**What is required:**
Look through the material below and return every line that contains "первое".
################
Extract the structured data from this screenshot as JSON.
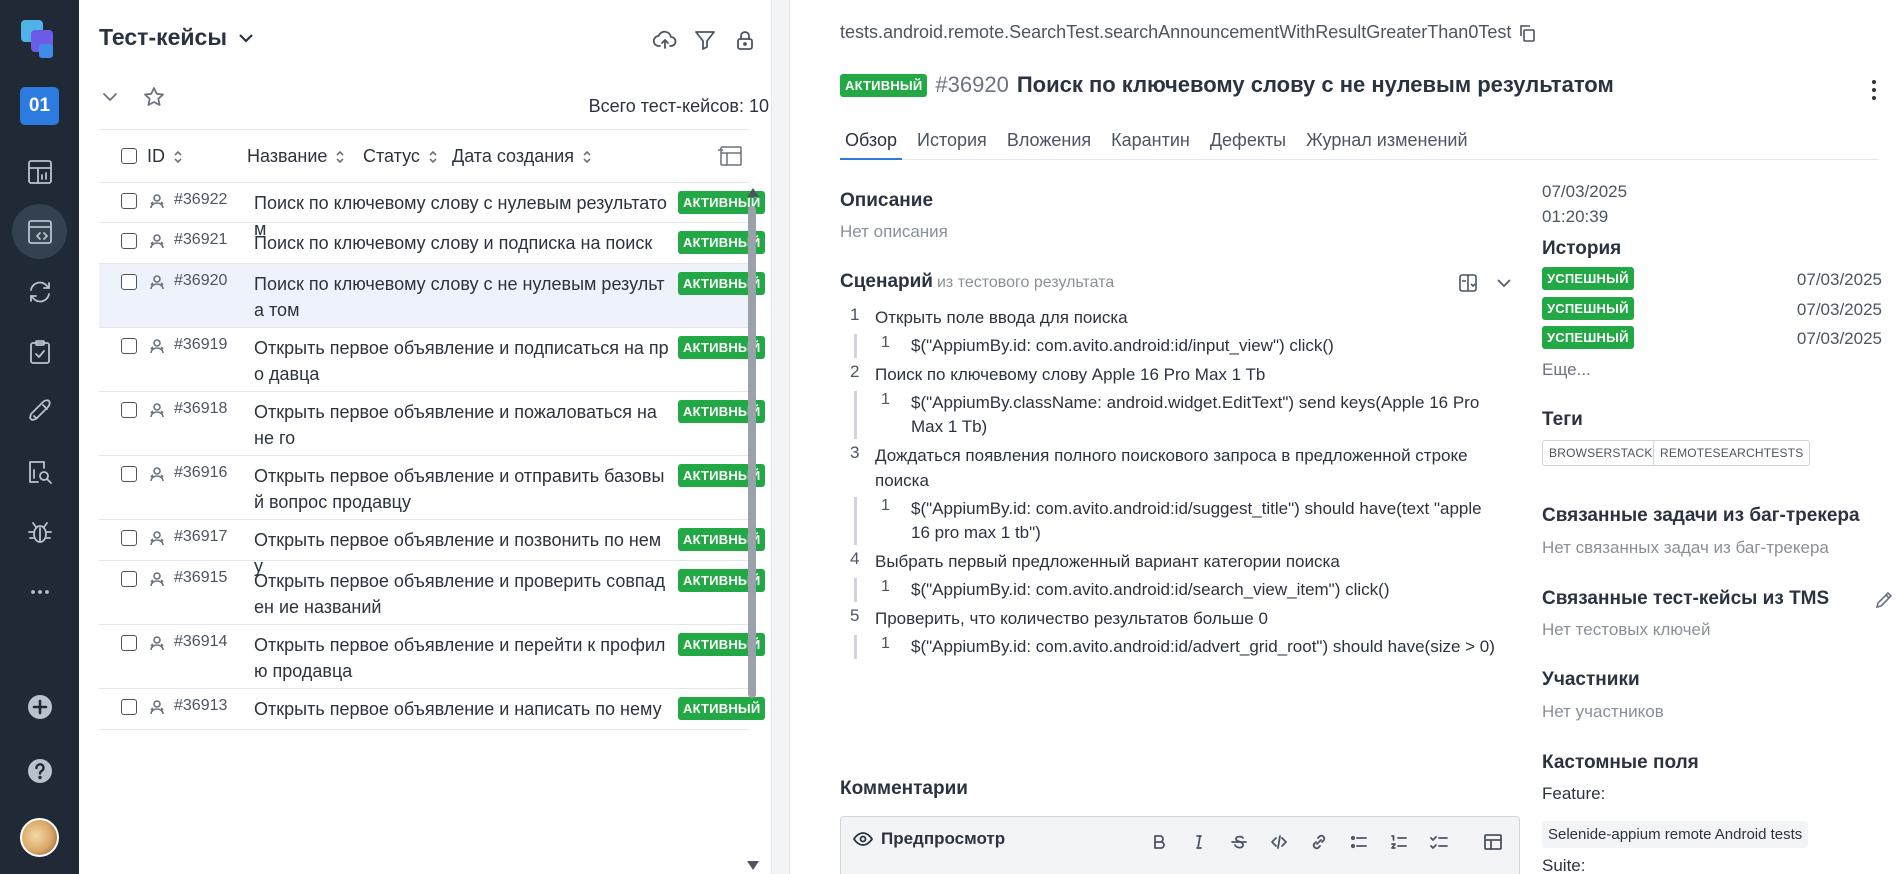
{
  "rail": {
    "project_code": "01",
    "items": [
      "dashboards-icon",
      "testcases-icon",
      "launches-icon",
      "testplans-icon",
      "deploy-icon",
      "analytics-icon",
      "defects-icon",
      "more-icon"
    ]
  },
  "list": {
    "title": "Тест-кейсы",
    "total_text": "Всего тест-кейсов: 10",
    "columns": {
      "id": "ID",
      "name": "Название",
      "status": "Статус",
      "created": "Дата создания"
    },
    "rows": [
      {
        "id": "#36922",
        "name": "Поиск по ключевому слову с нулевым результатом",
        "status": "АКТИВНЫЙ"
      },
      {
        "id": "#36921",
        "name": "Поиск по ключевому слову и подписка на поиск",
        "status": "АКТИВНЫЙ"
      },
      {
        "id": "#36920",
        "name": "Поиск по ключевому слову с не нулевым результа том",
        "status": "АКТИВНЫЙ"
      },
      {
        "id": "#36919",
        "name": "Открыть первое объявление и подписаться на про давца",
        "status": "АКТИВНЫЙ"
      },
      {
        "id": "#36918",
        "name": "Открыть первое объявление и пожаловаться на не го",
        "status": "АКТИВНЫЙ"
      },
      {
        "id": "#36916",
        "name": "Открыть первое объявление и отправить базовый вопрос продавцу",
        "status": "АКТИВНЫЙ"
      },
      {
        "id": "#36917",
        "name": "Открыть первое объявление и позвонить по нему",
        "status": "АКТИВНЫЙ"
      },
      {
        "id": "#36915",
        "name": "Открыть первое объявление и проверить совпаден ие названий",
        "status": "АКТИВНЫЙ"
      },
      {
        "id": "#36914",
        "name": "Открыть первое объявление и перейти к профилю продавца",
        "status": "АКТИВНЫЙ"
      },
      {
        "id": "#36913",
        "name": "Открыть первое объявление и написать по нему",
        "status": "АКТИВНЫЙ"
      }
    ]
  },
  "detail": {
    "full_name": "tests.android.remote.SearchTest.searchAnnouncementWithResultGreaterThan0Test",
    "status": "АКТИВНЫЙ",
    "number": "#36920",
    "title": "Поиск по ключевому слову с не нулевым результатом",
    "tabs": [
      "Обзор",
      "История",
      "Вложения",
      "Карантин",
      "Дефекты",
      "Журнал изменений"
    ],
    "description_heading": "Описание",
    "description_empty": "Нет описания",
    "scenario_heading": "Сценарий",
    "scenario_source": "из тестового результата",
    "steps": [
      {
        "n": "1",
        "text": "Открыть поле ввода для поиска",
        "sub": [
          {
            "n": "1",
            "text": "$(\"AppiumBy.id: com.avito.android:id/input_view\") click()"
          }
        ]
      },
      {
        "n": "2",
        "text": "Поиск по ключевому слову Apple 16 Pro Max 1 Tb",
        "sub": [
          {
            "n": "1",
            "text": "$(\"AppiumBy.className: android.widget.EditText\") send keys(Apple 16 Pro Max 1 Tb)"
          }
        ]
      },
      {
        "n": "3",
        "text": "Дождаться появления полного поискового запроса в предложенной строке поиска",
        "sub": [
          {
            "n": "1",
            "text": "$(\"AppiumBy.id: com.avito.android:id/suggest_title\") should have(text \"apple 16 pro max 1 tb\")"
          }
        ]
      },
      {
        "n": "4",
        "text": "Выбрать первый предложенный вариант категории поиска",
        "sub": [
          {
            "n": "1",
            "text": "$(\"AppiumBy.id: com.avito.android:id/search_view_item\") click()"
          }
        ]
      },
      {
        "n": "5",
        "text": "Проверить, что количество результатов больше 0",
        "sub": [
          {
            "n": "1",
            "text": "$(\"AppiumBy.id: com.avito.android:id/advert_grid_root\") should have(size > 0)"
          }
        ]
      }
    ],
    "comments_heading": "Комментарии",
    "preview_label": "Предпросмотр",
    "created_date": "07/03/2025",
    "created_time": "01:20:39",
    "history_heading": "История",
    "history": [
      {
        "status": "УСПЕШНЫЙ",
        "date": "07/03/2025"
      },
      {
        "status": "УСПЕШНЫЙ",
        "date": "07/03/2025"
      },
      {
        "status": "УСПЕШНЫЙ",
        "date": "07/03/2025"
      }
    ],
    "history_more": "Еще...",
    "tags_heading": "Теги",
    "tags": [
      "BROWSERSTACK",
      "REMOTESEARCHTESTS"
    ],
    "issues_heading": "Связанные задачи из баг-трекера",
    "issues_empty": "Нет связанных задач из баг-трекера",
    "tms_heading": "Связанные тест-кейсы из TMS",
    "tms_empty": "Нет тестовых ключей",
    "members_heading": "Участники",
    "members_empty": "Нет участников",
    "custom_heading": "Кастомные поля",
    "feature_label": "Feature:",
    "feature_value": "Selenide-appium remote Android tests",
    "suite_label": "Suite:"
  },
  "colors": {
    "rail_bg": "#1f2a36",
    "accent": "#2d7be0",
    "status_green": "#22a845"
  }
}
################
**Response:**
        "name": "Открыть первое объявление и подписаться на про давца",
        "name": "Открыть первое объявление и пожаловаться на не го",
        "name": "Открыть первое объявление и отправить базовый вопрос продавцу",
        "name": "Открыть первое объявление и позвонить по нему",
        "name": "Открыть первое объявление и проверить совпаден ие названий",
        "name": "Открыть первое объявление и перейти к профилю продавца",
        "name": "Открыть первое объявление и написать по нему",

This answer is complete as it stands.